The major collaboration on Wanted, however, is with Maleek Berry, who produces nine songs. In the past the alliance has yielded a hit—2012’s ‘My Way’—and a very good dance song—2013’s ‘Kilaju’. ‘My Way’ shows up as a bonus track here, with the duo trying to recreate the magic to mixed results. The UK-based Berry has a surer hand on straightforward R&B songs and falters on local tunes—the exception being his superb turn on the 2014 single ‘Baby Hello’. Wande’s fuji influence means Berry has to supply those tunes. It doesn’t quite come off.

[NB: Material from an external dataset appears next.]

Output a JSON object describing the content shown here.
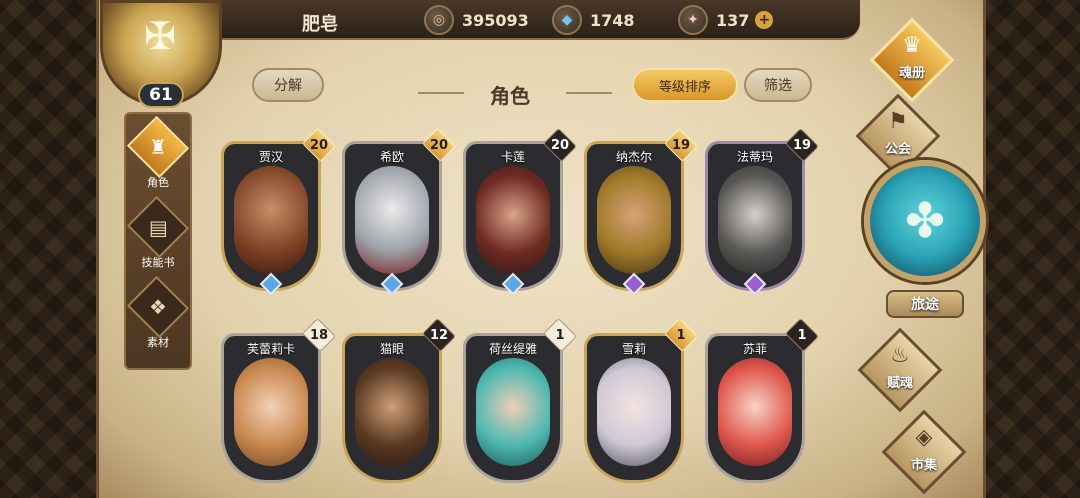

As for what lingers from the debut, it’s easy to picture Coal listening to M2M before heading to the studio, trying to figure what he can pilfer from that record. He settles on M2M’s much-praised love song ‘Ololufe’. Which becomes Wanted’s ‘SuperWoman’. It reminds his audience that he can sing. But of course they never forgot. But they want more. They want a reinvention of the zeitgeist. Or at least a capturing of it. That doesn’t happen here. We all thought otherwise, but it was never going to happen. Wande was playing a losing game.
The impossibility of reclaiming an old self is Wanted’s tragedy. That and the feeling that all of the good songs have petered out in the half-dozen years between debut and sophomore. Anyone paying attention can produce a great track-list consisting of singles released in that time. 'Take Rotate', 'The Kick', 'Private Trips', 'Go Low', 'Been Long You Saw Me', 'Amorawa' and 'My Way'. Then from new songs on Wanted, throw in 'Same Shit', 'Ashimapeyin', 'Make You Mine', 'Weekend' and 'Monster' and that’s a dozen songs of unfettered pop joy. That selection is more deserving of the self-serving skits on Wanted. As it stands, the skits refer to a non-existent record. This, you could say, is why pop stars are not critics.
Mind you, that most of the songs on the phantom track-list were produced by erstwhile partner/producer Don Jazzy tells its own story. Yet that’s an incomplete tale. Uneven production on Wanted may be explicable on grounds of Don Jazzy’s absence; forgettable lyrics less so. With the emphasis on the sound it created, it's easy to neglect M2M also had a varied delivery and memorable lyrics. But it is worth saying: Before Olamide, Wande Coal had fashioned a way to make Yoruba enjoyable for non-speakers of the language. He knew to mix Yoruba with street slang, he knew to mix slang with English. He knew to play with all three on song after song. Mushin2MoHits gave quotables. Wanted gives disposables.
To address the questions framing the album, the questions Wande needs answered, let’s return to 2015.
Would they love me? Yes Wande, for ‘Ashimapeyin’ and a couple other songs. Can I make money off this? Certainly, lesser albums have made lesser artists rich. Will they respect Wanted as much as my debut? On this one, like you Wande, we are in doubt.